The Health Sector Cybersecurity Coordination Center (HC3) has issued an Analyst Note warning the health sector about the Black Basta Ransomware Gang, an emerging cyber threat that first appeared in early 2022. The Russian-speaking group is known for its double extortion attacks, where it not only deploys ransomware but also steals sensitive data, threatening to release it publicly if the ransom is not paid.
Within the first two weeks of its operation, Black Basta targeted at least 20 victims, showcasing its ransomware expertise and access capabilities. There are suspicions that Black Basta might be a rebrand of Conti, a Russian-speaking Ransomware-as-a-Service (RaaS) group, or affiliated with other Russian-speaking cybercriminal organizations.
In early 2022, Black Basta emerged as a significant threat to the health and public health sectors, targeting several organizations and acquiring network access credentials specifically for U.S.-based companies. These attacks have impacted websites in multiple healthcare subsectors and resulted in the acquisition of large amounts of personally identifiable information (PII) from healthcare organizations, their employees, and customers. With critical vulnerabilities in public health and healthcare systems left unpatched, the consequences could be potentially life-threatening and impact critical infrastructure.

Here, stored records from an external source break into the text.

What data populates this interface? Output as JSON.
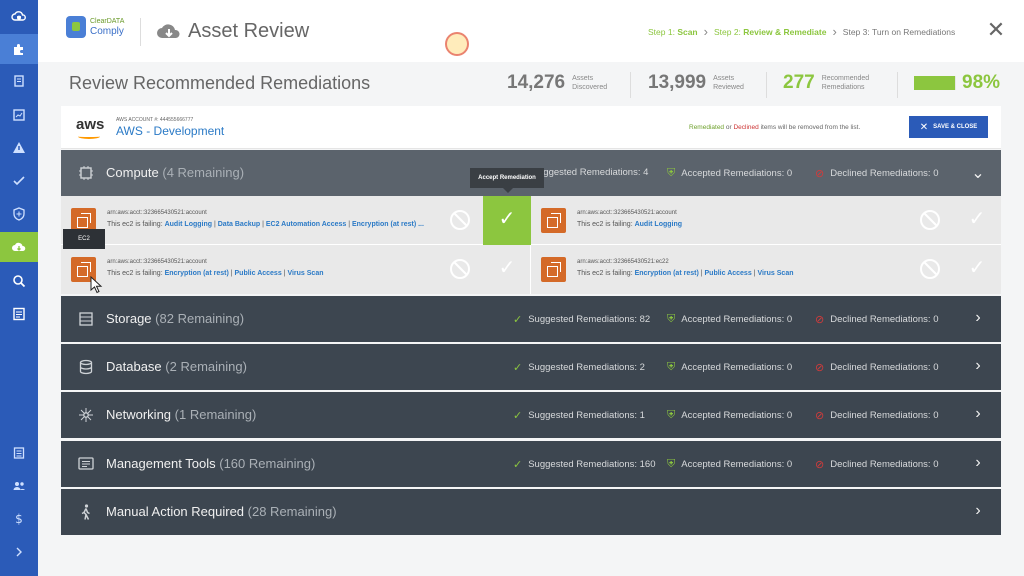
{
  "brand": {
    "line1": "ClearDATA",
    "line2": "Comply"
  },
  "app_title": "Asset Review",
  "steps": [
    {
      "prefix": "Step 1: ",
      "name": "Scan"
    },
    {
      "prefix": "Step 2: ",
      "name": "Review & Remediate"
    },
    {
      "prefix": "Step 3: ",
      "name": "Turn on Remediations"
    }
  ],
  "page_title": "Review Recommended Remediations",
  "stats": {
    "discovered": {
      "num": "14,276",
      "l1": "Assets",
      "l2": "Discovered"
    },
    "reviewed": {
      "num": "13,999",
      "l1": "Assets",
      "l2": "Reviewed"
    },
    "recommended": {
      "num": "277",
      "l1": "Recommended",
      "l2": "Remediations"
    },
    "progress_fraction": 0.98,
    "percent": "98%"
  },
  "account": {
    "label": "AWS ACCOUNT #: 444555666777",
    "name": "AWS - Development",
    "logo": "aws",
    "note_remediated": "Remediated",
    "note_or": " or ",
    "note_declined": "Declined",
    "note_rest": " items will be removed from the list.",
    "save_label": "SAVE & CLOSE"
  },
  "tooltip_accept": "Accept Remediation",
  "tooltip_ec2": "EC2",
  "categories": [
    {
      "name": "Compute",
      "remaining": "(4 Remaining)",
      "suggested": "uggested Remediations: 4",
      "accepted": "Accepted Remediations: 0",
      "declined": "Declined Remediations: 0"
    },
    {
      "name": "Storage",
      "remaining": "(82 Remaining)",
      "suggested": "Suggested Remediations: 82",
      "accepted": "Accepted Remediations: 0",
      "declined": "Declined Remediations: 0"
    },
    {
      "name": "Database",
      "remaining": "(2 Remaining)",
      "suggested": "Suggested Remediations: 2",
      "accepted": "Accepted Remediations: 0",
      "declined": "Declined Remediations: 0"
    },
    {
      "name": "Networking",
      "remaining": "(1 Remaining)",
      "suggested": "Suggested Remediations: 1",
      "accepted": "Accepted Remediations: 0",
      "declined": "Declined Remediations: 0"
    },
    {
      "name": "Management Tools",
      "remaining": "(160 Remaining)",
      "suggested": "Suggested Remediations: 160",
      "accepted": "Accepted Remediations: 0",
      "declined": "Declined Remediations: 0"
    },
    {
      "name": "Manual Action Required",
      "remaining": "(28 Remaining)"
    }
  ],
  "resources": [
    {
      "arn": "arn:aws:acct::323665430521:account",
      "fail_prefix": "This ec2 is failing: ",
      "links": [
        "Audit Logging",
        "Data Backup",
        "EC2 Automation Access",
        "Encryption (at rest) ..."
      ]
    },
    {
      "arn": "arn:aws:acct::323665430521:account",
      "fail_prefix": "This ec2 is failing: ",
      "links": [
        "Audit Logging"
      ]
    },
    {
      "arn": "arn:aws:acct::323665430521:account",
      "fail_prefix": "This ec2 is failing: ",
      "links": [
        "Encryption (at rest)",
        "Public Access",
        "Virus Scan"
      ]
    },
    {
      "arn": "arn:aws:acct::323665430521:ec22",
      "fail_prefix": "This ec2 is failing: ",
      "links": [
        "Encryption (at rest)",
        "Public Access",
        "Virus Scan"
      ]
    }
  ],
  "colors": {
    "sidebar": "#2b5bb8",
    "accent": "#8cc63f",
    "panel": "#3d4650",
    "link": "#2b7ac6",
    "resource_icon": "#d46a28"
  }
}
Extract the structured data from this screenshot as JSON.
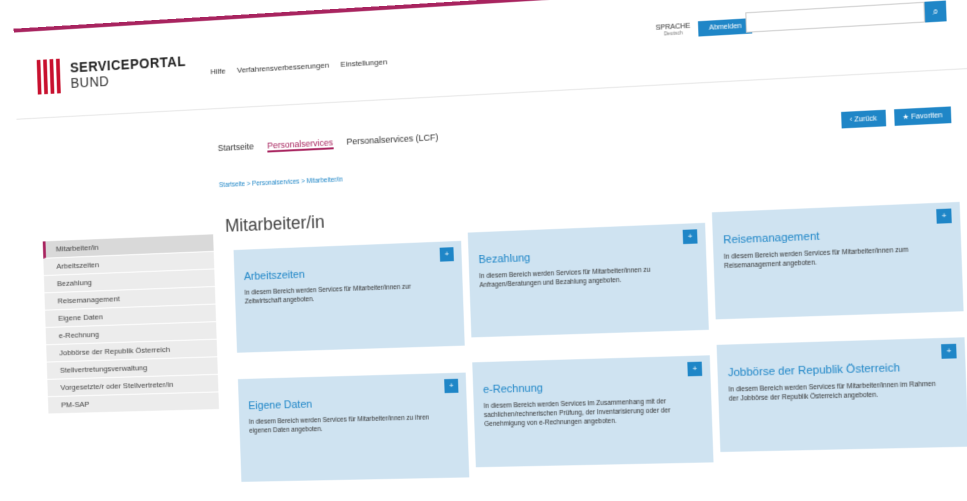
{
  "header": {
    "logo_line1": "SERVICEPORTAL",
    "logo_line2": "BUND",
    "nav": [
      "Hilfe",
      "Verfahrensverbesserungen",
      "Einstellungen"
    ],
    "lang_top": "SPRACHE",
    "lang_bottom": "Deutsch",
    "logout": "Abmelden",
    "search_placeholder": ""
  },
  "tabs": [
    "Startseite",
    "Personalservices",
    "Personalservices (LCF)"
  ],
  "actions": {
    "back": "‹ Zurück",
    "favorites": "★ Favoriten"
  },
  "breadcrumb": "Startseite > Personalservices > Mitarbeiter/in",
  "sidebar": [
    "Mitarbeiter/in",
    "Arbeitszeiten",
    "Bezahlung",
    "Reisemanagement",
    "Eigene Daten",
    "e-Rechnung",
    "Jobbörse der Republik Österreich",
    "Stellvertretungsverwaltung",
    "Vorgesetzte/r oder Stellvertreter/in",
    "PM-SAP"
  ],
  "page_title": "Mitarbeiter/in",
  "cards": [
    {
      "title": "Arbeitszeiten",
      "desc": "In diesem Bereich werden Services für Mitarbeiter/innen zur Zeitwirtschaft angeboten."
    },
    {
      "title": "Bezahlung",
      "desc": "In diesem Bereich werden Services für Mitarbeiter/innen zu Anfragen/Beratungen und Bezahlung angeboten."
    },
    {
      "title": "Reisemanagement",
      "desc": "In diesem Bereich werden Services für Mitarbeiter/innen zum Reisemanagement angeboten."
    },
    {
      "title": "Eigene Daten",
      "desc": "In diesem Bereich werden Services für Mitarbeiter/innen zu ihren eigenen Daten angeboten."
    },
    {
      "title": "e-Rechnung",
      "desc": "In diesem Bereich werden Services im Zusammenhang mit der sachlichen/rechnerischen Prüfung, der Inventarisierung oder der Genehmigung von e-Rechnungen angeboten."
    },
    {
      "title": "Jobbörse der Republik Österreich",
      "desc": "In diesem Bereich werden Services für Mitarbeiter/innen im Rahmen der Jobbörse der Republik Österreich angeboten."
    }
  ],
  "colors": {
    "brand": "#a8245f",
    "accent": "#1f86c7",
    "card_bg": "#cfe3f1"
  }
}
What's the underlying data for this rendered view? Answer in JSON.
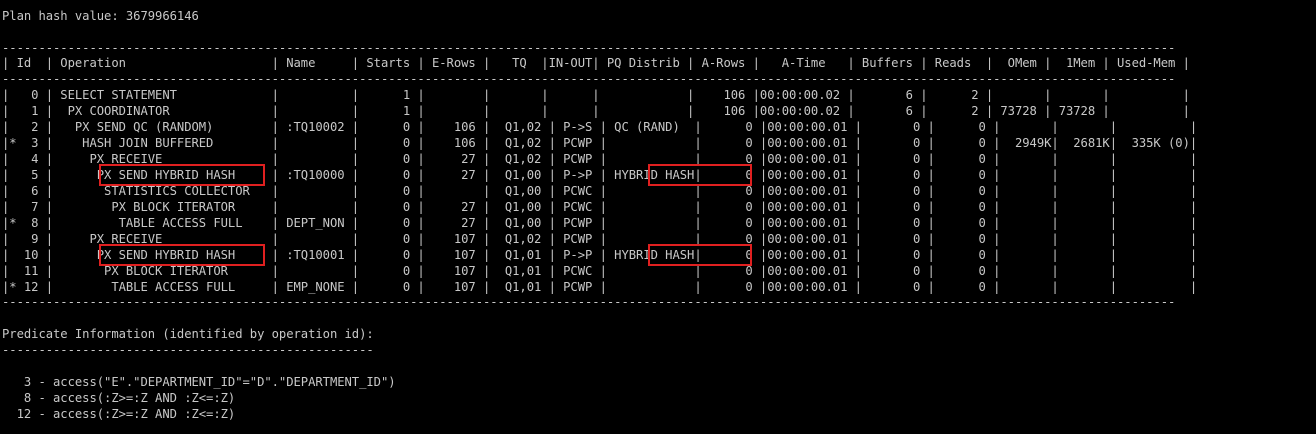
{
  "window": {
    "type": "terminal",
    "background": "#000000",
    "text_color": "#c8c8c8",
    "highlight_color": "#e02020"
  },
  "plan_hash": "Plan hash value: 3679966146",
  "separator": "-----------------------------------------------------------------------------------------------------------------------------------------------------------------",
  "header": "| Id  | Operation                    | Name     | Starts | E-Rows |   TQ  |IN-OUT| PQ Distrib | A-Rows |   A-Time   | Buffers | Reads  |  OMem |  1Mem | Used-Mem |",
  "rows": [
    "|   0 | SELECT STATEMENT             |          |      1 |        |       |      |            |    106 |00:00:00.02 |       6 |      2 |       |       |          |",
    "|   1 |  PX COORDINATOR              |          |      1 |        |       |      |            |    106 |00:00:00.02 |       6 |      2 | 73728 | 73728 |          |",
    "|   2 |   PX SEND QC (RANDOM)        | :TQ10002 |      0 |    106 |  Q1,02 | P->S | QC (RAND)  |      0 |00:00:00.01 |       0 |      0 |       |       |          |",
    "|*  3 |    HASH JOIN BUFFERED        |          |      0 |    106 |  Q1,02 | PCWP |            |      0 |00:00:00.01 |       0 |      0 |  2949K|  2681K|  335K (0)|",
    "|   4 |     PX RECEIVE               |          |      0 |     27 |  Q1,02 | PCWP |            |      0 |00:00:00.01 |       0 |      0 |       |       |          |",
    "|   5 |      PX SEND HYBRID HASH     | :TQ10000 |      0 |     27 |  Q1,00 | P->P | HYBRID HASH|      0 |00:00:00.01 |       0 |      0 |       |       |          |",
    "|   6 |       STATISTICS COLLECTOR   |          |      0 |        |  Q1,00 | PCWC |            |      0 |00:00:00.01 |       0 |      0 |       |       |          |",
    "|   7 |        PX BLOCK ITERATOR     |          |      0 |     27 |  Q1,00 | PCWC |            |      0 |00:00:00.01 |       0 |      0 |       |       |          |",
    "|*  8 |         TABLE ACCESS FULL    | DEPT_NON |      0 |     27 |  Q1,00 | PCWP |            |      0 |00:00:00.01 |       0 |      0 |       |       |          |",
    "|   9 |     PX RECEIVE               |          |      0 |    107 |  Q1,02 | PCWP |            |      0 |00:00:00.01 |       0 |      0 |       |       |          |",
    "|  10 |      PX SEND HYBRID HASH     | :TQ10001 |      0 |    107 |  Q1,01 | P->P | HYBRID HASH|      0 |00:00:00.01 |       0 |      0 |       |       |          |",
    "|  11 |       PX BLOCK ITERATOR      |          |      0 |    107 |  Q1,01 | PCWC |            |      0 |00:00:00.01 |       0 |      0 |       |       |          |",
    "|* 12 |        TABLE ACCESS FULL     | EMP_NONE |      0 |    107 |  Q1,01 | PCWP |            |      0 |00:00:00.01 |       0 |      0 |       |       |          |"
  ],
  "predicate_title": "Predicate Information (identified by operation id):",
  "predicate_separator": "---------------------------------------------------",
  "predicates": [
    "   3 - access(\"E\".\"DEPARTMENT_ID\"=\"D\".\"DEPARTMENT_ID\")",
    "   8 - access(:Z>=:Z AND :Z<=:Z)",
    "  12 - access(:Z>=:Z AND :Z<=:Z)"
  ]
}
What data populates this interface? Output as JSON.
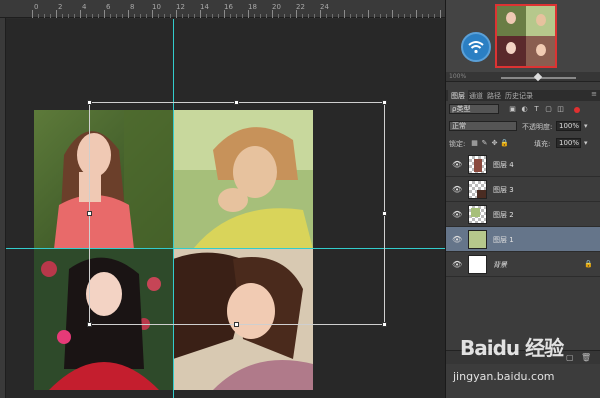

Despite being first observed in April 2022, evidence suggests that the Ransomware-as-a-Service (RaaS) group had been in development since February 2022. Historically, Black Basta’s main targets were large organizations in the construction and manufacturing industries. However, recent attacks have shown the group’s willingness to expand its targets to other critical infrastructure sectors, including health and public health. While the group mainly targets organizations in the United States, it has also expressed interest in attacking organizations in other English-speaking countries such as Australia, Canada, New Zealand, and the United Kingdom.
The successful and intricate operations of Black Basta share similarities with private groups such as Conti, TA505, and Evil Corp.The group uses a targeted approach, carefully assessing victims before launching an attack. It either excludes affiliates or collaborates with a limited and trusted set of affiliates. Black Basta has managed to breach critical infrastructure in multiple countries by maintaining a low profile. Although Black Basta is identified as a unique RaaS group and ransomware, its tactics, techniques, and procedures (TTPs) have similarities with other Russian-speaking threat actors. This has led to speculation that the group is closely related to or has current and former operators from groups like Conti, FIN7, and/or BlackMatter. The possible connection to these groups could explain the high level of sophistication behind Black Basta’s recent activity. Black Basta’s primary motivation is financial gain, with some ransom demands exceeding millions of dollars. However, the group’s interest in targeting English-speaking countries may suggest a potential political agenda.
To protect against Black Basta’s threats, healthcare organizations should remain vigilant and strengthen their defenses against ransomware attacks. The HC3 Analyst Note provides a range of mitigation measures, countermeasures, indicators of compromise, and other courses of action that organizations can take to minimize their exposure to and the potential impact of a ransomware attack. For example, HC3 recommends that organizations implement multi-factor authentication, regularly backup data, maintain up-to-date anti-virus and anti-malware software, and establish incident response plans. Furthermore, organizations should conduct regular training and awareness programs to educate employees on the latest cybersecurity threats and how to identify and respond to potential attacks. Additionally, organizations should conduct regular vulnerability assessments and patch management to address potential weaknesses in their systems. These measures can help healthcare organizations minimize the risk of a ransomware attack and protect sensitive patient data.